Technology is changing all that. These days, a keen mind is still required for business prowess, but learning the necessary skills is much easier. Online courses offer tutorials and there’s an app or platform for anything and everything. With all the potential business tools out there, it can be difficult to discern what’s best for your business and how to make it happen.
With big data and cloud computing, it’s becoming possible for the small local businesses to harness the same power as industry giants. While cloud based analytics may or may not be the optimal decision for your business, it’s certainly worth learning more about — it might even be the answer to effectively scaling your business.
What Are Cloud Based Analytics?
Cloud based analytics sound a lot more high-tech than they are. Essentially, the businesses host their information online in either a public or private cloud, usually run by a third party. From there, data analytics and related services are rendered by the host. Information may be provided through an interactive dashboard that’s updated in real-time (think Google analytics) or a series of periodic reports. The services available are numerous, and it’s possible to find software tailored for individuals niches or business sizes.
While cloud computing has been around for quite a while, it’s become more heavily adopted in recent years. As with any new technology, it’s constantly improving and adapting to the needs of the industry. Some of the most notable advances occurred in provider speed and reliability, as well as cybersecurity. However, the greatest risks in cloud-computing come from the same factors as the advances: service reliability and data security.
Uses for Cloud Based Analytics
Despite potentially high-risks, businesses frequently find that cloud-based analytics are worth it. Receiving information about user behavior, site traffic, and process efficiency allows business owners to make intelligent, data-driven decisions.
For instance, when analysing a business website, data analytics can demonstrate the most-common client landing pages, which pages generate the most converting traffic, and how factors like load time and layout affect bounce rate.

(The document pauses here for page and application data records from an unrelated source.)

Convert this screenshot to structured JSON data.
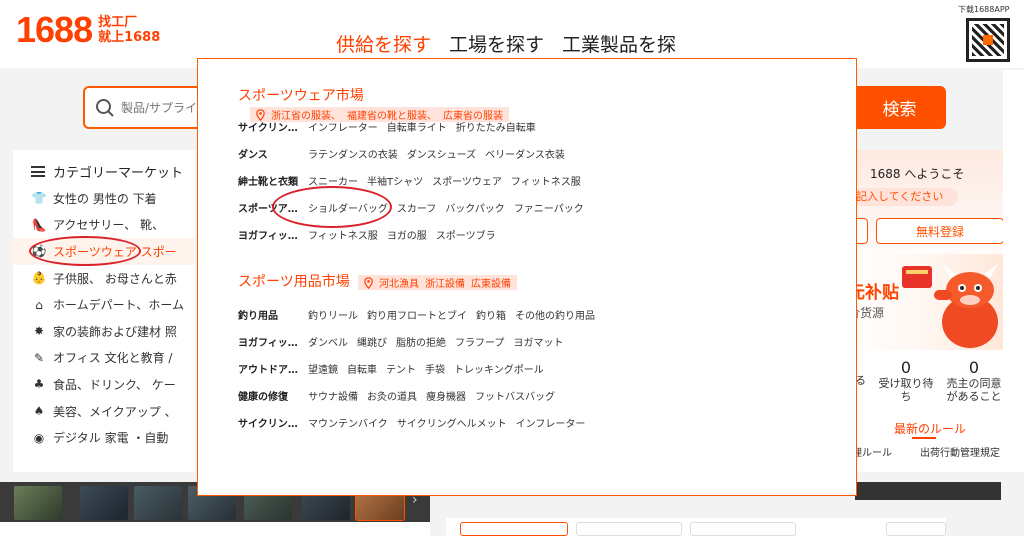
{
  "logo": {
    "number": "1688",
    "slogan_line1": "找工厂",
    "slogan_line2": "就上1688"
  },
  "top_tabs": [
    "供給を探す",
    "工場を探す",
    "工業製品を探"
  ],
  "qr": {
    "label": "下载1688APP"
  },
  "search": {
    "placeholder": "製品/サプライ",
    "button_label": "検索"
  },
  "category": {
    "header": "カテゴリーマーケット",
    "items": [
      {
        "icon": "shirt-icon",
        "glyph": "👕",
        "label": "女性の 男性の 下着"
      },
      {
        "icon": "shoe-icon",
        "glyph": "👠",
        "label": "アクセサリー、 靴、"
      },
      {
        "icon": "sports-ball-icon",
        "glyph": "⚽",
        "label": "スポーツウェア スポー"
      },
      {
        "icon": "child-clothes-icon",
        "glyph": "👶",
        "label": "子供服、 お母さんと赤"
      },
      {
        "icon": "home-icon",
        "glyph": "⌂",
        "label": "ホームデパート、ホーム"
      },
      {
        "icon": "lamp-icon",
        "glyph": "✸",
        "label": "家の装飾および建材 照"
      },
      {
        "icon": "chat-icon",
        "glyph": "✎",
        "label": "オフィス 文化と教育 /"
      },
      {
        "icon": "apple-icon",
        "glyph": "♣",
        "label": "食品、ドリンク、 ケー"
      },
      {
        "icon": "cosmetics-icon",
        "glyph": "♠",
        "label": "美容、メイクアップ 、"
      },
      {
        "icon": "camera-icon",
        "glyph": "◉",
        "label": "デジタル 家電 ・自動"
      }
    ]
  },
  "right_panel": {
    "welcome": "1688 へようこそ",
    "login_prompt": "記入してください",
    "signup_button": "無料登録",
    "promo_title": "元补贴",
    "promo_sub": "价货源",
    "stats": [
      {
        "value": "",
        "label": "る"
      },
      {
        "value": "0",
        "label": "受け取り待ち"
      },
      {
        "value": "0",
        "label": "売主の同意があること"
      }
    ],
    "rules_tab": "最新のルール",
    "rules_links": [
      "理ルール",
      "出荷行動管理規定"
    ]
  },
  "popup": {
    "sections": [
      {
        "title": "スポーツウェア市場",
        "tags": [
          "浙江省の服装、",
          "福建省の靴と服装、",
          "広東省の服装"
        ],
        "rows": [
          {
            "label": "サイクリン…",
            "items": [
              "インフレーター",
              "自転車ライト",
              "折りたたみ自転車"
            ]
          },
          {
            "label": "ダンス",
            "items": [
              "ラテンダンスの衣装",
              "ダンスシューズ",
              "ベリーダンス衣装"
            ]
          },
          {
            "label": "紳士靴と衣類",
            "items": [
              "スニーカー",
              "半袖Tシャツ",
              "スポーツウェア",
              "フィットネス服"
            ]
          },
          {
            "label": "スポーツア…",
            "items": [
              "ショルダーバッグ",
              "スカーフ",
              "バックパック",
              "ファニーパック"
            ]
          },
          {
            "label": "ヨガフィッ…",
            "items": [
              "フィットネス服",
              "ヨガの服",
              "スポーツブラ"
            ]
          }
        ]
      },
      {
        "title": "スポーツ用品市場",
        "tags": [
          "河北漁具",
          "浙江設備",
          "広東設備"
        ],
        "rows": [
          {
            "label": "釣り用品",
            "items": [
              "釣りリール",
              "釣り用フロートとブイ",
              "釣り箱",
              "その他の釣り用品"
            ]
          },
          {
            "label": "ヨガフィッ…",
            "items": [
              "ダンベル",
              "縄跳び",
              "脂肪の拒絶",
              "フラフープ",
              "ヨガマット"
            ]
          },
          {
            "label": "アウトドア…",
            "items": [
              "望遠鏡",
              "自転車",
              "テント",
              "手袋",
              "トレッキングポール"
            ]
          },
          {
            "label": "健康の修復",
            "items": [
              "サウナ設備",
              "お灸の道具",
              "痩身機器",
              "フットバスバッグ"
            ]
          },
          {
            "label": "サイクリン…",
            "items": [
              "マウンテンバイク",
              "サイクリングヘルメット",
              "インフレーター"
            ]
          }
        ]
      }
    ]
  },
  "colors": {
    "accent": "#ff4000",
    "annotation": "#d8232a"
  }
}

Social media campaigns can be analyzed based on what information is presented and what sort of recruitment result that has, and businesses can decide which of their blog posts to continually promote based on traffic performance.
Regardless of a business’ goals with analytics, the cloud trumps older analytics models with one specific feature: access. When information is stored in the cloud, it’s available anywhere there’s an internet connection. As businesses embrace the remote-work model and millennials are pushing the digital nomad movement, access is key to running a successful remote team.
Future Implications for Analytics
Technology has a way of disrupting the status quo. Currently, cloud based analytics look to become the standard in business decision making, regardless of industry or business size. Most jobs already require a significant amount of computer-literacy, but as data analytics become more common, critical interpretation will be necessary on top of technical competency.
Businesses may look to bring more analysts on board to make use of the information brought in by analytics, from streamlining the financials to performing technical SEO audits. Highly effective business professionals will be required to understand data and statistical analysis more than relying on a gut-feeling, potentially driving up the prevalence of informatics courses in MBA programs.
Cybersecurity will also become a high-level concern for businesses, especially those who house sensitive client information. IT will play a larger role in community education, security, and best practices for the business. As the industry grows, it will be essential that cloud based analytics providers emphasise security development, and hybrid clouds may become more popular to avoid unnecessary exposure.
Author bio: Devin Morrissey prides himself on being a jack of all trades; his career trajectory is more a zigzag than an obvious trend, just the way he likes it. He pops up across the Pacific Northwest, though never in one place for long. You can follow him more reliably on Twitter.